Some companies are making 401(k) contributions based entirely on their employees student loan payments. This match can be an extremely attractive offer from a recruiting perspective. Additionally, this structure can help you keep your expenses low because employees can take advantage of the match either through student loan contributions or through 401(k) contributions, but not both. However, implementing a 401(k)-based student loan benefit requires re-writing your retirement plan and preparing for IRS oversight of the program.
3) Do your employees tend to need better interest rates or better knowledge of the federal programs?
Private refinancing is all the rage in the student loan benefit space. In recent years a swarm of refinancing options have popped up, offering borrowers competitive interest rates that are sometimes 4-5 percentage points lower than their federal student loans. Some companies have partnered with these refinancing entities to offer even more competitive rates to their employees.
To figure out whether you should emphasize private refinancing in your student loan benefit, ask yourself whether your employees tend to need better interest rates or better knowledge of the federal program.
If your company pays competitive salaries in high-demand fields such as technology or law, it is very likely that the majority of your employees will be hoping to pay off their loans as quickly as possible to lower the interest they pay over the life of the loan. If this is the case, a private refinancing partnership will help your employees to save money.
Of course, employees lose access to federal benefits when they privately refinance, so it is not always the best option, even for highly-compensated borrowers. Financial counseling and advice may be preferable to a refinancing option (or an addition to a refinancing option) if your employees would benefit from staying within the federal program.
4) Is stress relief and employee wellness a goal of your student loan benefit?
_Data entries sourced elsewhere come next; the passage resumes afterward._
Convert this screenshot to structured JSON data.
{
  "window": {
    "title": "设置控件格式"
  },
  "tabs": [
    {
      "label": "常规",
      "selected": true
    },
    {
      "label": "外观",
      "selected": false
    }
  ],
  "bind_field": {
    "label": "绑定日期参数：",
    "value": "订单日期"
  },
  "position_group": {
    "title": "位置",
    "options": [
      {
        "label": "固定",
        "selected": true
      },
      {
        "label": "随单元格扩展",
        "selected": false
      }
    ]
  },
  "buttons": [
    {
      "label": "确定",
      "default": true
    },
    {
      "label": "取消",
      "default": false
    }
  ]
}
Twenty years ago, health and physical wellness outside of work were not a concern for HR departments. These days you would be hard-pressed to find a competitive HR department that isn’t thinking through stress, health, and wellness inside and out of the workplace.
Student loans can absolutely be a stressor for the modern-day workforce. 81% of employees with significant student loan debt report being stressed about their financials. 55% of those same employees report being distracted by their finances at work.
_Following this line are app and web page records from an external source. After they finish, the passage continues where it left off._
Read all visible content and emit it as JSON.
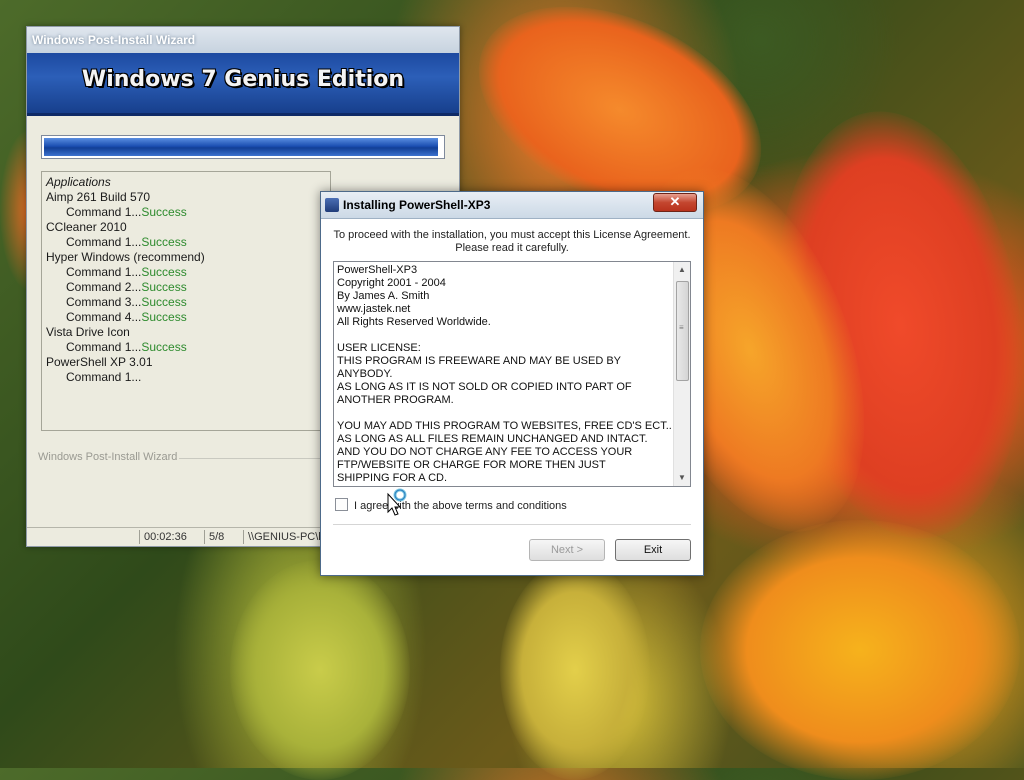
{
  "wizard": {
    "title": "Windows Post-Install Wizard",
    "banner": "Windows 7 Genius Edition",
    "progress": 0.99,
    "list": [
      {
        "text": "Applications",
        "type": "header"
      },
      {
        "text": "Aimp 261 Build 570",
        "type": "app"
      },
      {
        "text": "Command 1...",
        "status": "Success",
        "type": "cmd"
      },
      {
        "text": "CCleaner 2010",
        "type": "app"
      },
      {
        "text": "Command 1...",
        "status": "Success",
        "type": "cmd"
      },
      {
        "text": "Hyper Windows (recommend)",
        "type": "app"
      },
      {
        "text": "Command 1...",
        "status": "Success",
        "type": "cmd"
      },
      {
        "text": "Command 2...",
        "status": "Success",
        "type": "cmd"
      },
      {
        "text": "Command 3...",
        "status": "Success",
        "type": "cmd"
      },
      {
        "text": "Command 4...",
        "status": "Success",
        "type": "cmd"
      },
      {
        "text": "Vista Drive Icon",
        "type": "app"
      },
      {
        "text": "Command 1...",
        "status": "Success",
        "type": "cmd"
      },
      {
        "text": "PowerShell XP 3.01",
        "type": "app"
      },
      {
        "text": "Command 1...",
        "status": "",
        "type": "cmd"
      }
    ],
    "fieldset_label": "Windows Post-Install Wizard",
    "status": {
      "time": "00:02:36",
      "count": "5/8",
      "path": "\\\\GENIUS-PC\\hu"
    }
  },
  "dialog": {
    "title": "Installing PowerShell-XP3",
    "close_label": "✕",
    "intro_line1": "To proceed with the installation, you must accept this License Agreement.",
    "intro_line2": "Please read it carefully.",
    "license_text": "PowerShell-XP3\nCopyright 2001 - 2004\nBy James A. Smith\nwww.jastek.net\nAll Rights Reserved Worldwide.\n\nUSER LICENSE:\nTHIS PROGRAM IS FREEWARE AND MAY BE USED BY\nANYBODY.\nAS LONG AS IT IS NOT SOLD OR COPIED INTO PART OF\nANOTHER PROGRAM.\n\nYOU MAY ADD THIS PROGRAM TO WEBSITES, FREE CD'S ECT..\nAS LONG AS ALL FILES REMAIN UNCHANGED AND INTACT.\nAND YOU DO NOT CHARGE ANY FEE TO ACCESS YOUR\nFTP/WEBSITE OR CHARGE FOR MORE THEN JUST\nSHIPPING FOR A CD.",
    "agree_label": "I agree with the above terms and conditions",
    "agree_checked": false,
    "next_label": "Next >",
    "exit_label": "Exit"
  },
  "icons": {
    "scroll_up": "up-arrow-icon",
    "scroll_down": "down-arrow-icon",
    "app": "installer-icon",
    "cursor": "busy-cursor-icon"
  },
  "colors": {
    "success": "#2e8b2e",
    "banner": "#1d4aa0",
    "close": "#c4462f"
  }
}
If these numbers are concerning to you and you see the student loan benefit as a wellness benefit, be sure to include financial counseling and advice as part of whatever platform you choose. While a monetary benefit can be a huge help, for borrowers buried under a mountain of debt, control and empowerment can be just as needed as a bit of extra cash.
5) Do you want to use your student loan benefit as an incentive for retention?
A student loan benefit can be an opportunity for both recruitment and retention. In an effort to incentivize long-term commitment to a company, some HR departments have offered vesting student loan benefits. For instance, a company might offer to make 20% of a student loan payment in an employee’s first year, 40% in the next year, and so on.
This structure can be a powerful retention tool. Alternately, it can disincentivize new hires who will not immediately reap financial benefits — or anger veteran employees who had to pay their student loans on their own.
Deciding internally how you want to balance the various goals of your student loan benefit will drive your procurement process and help shape your evaluation of the platforms and programs available.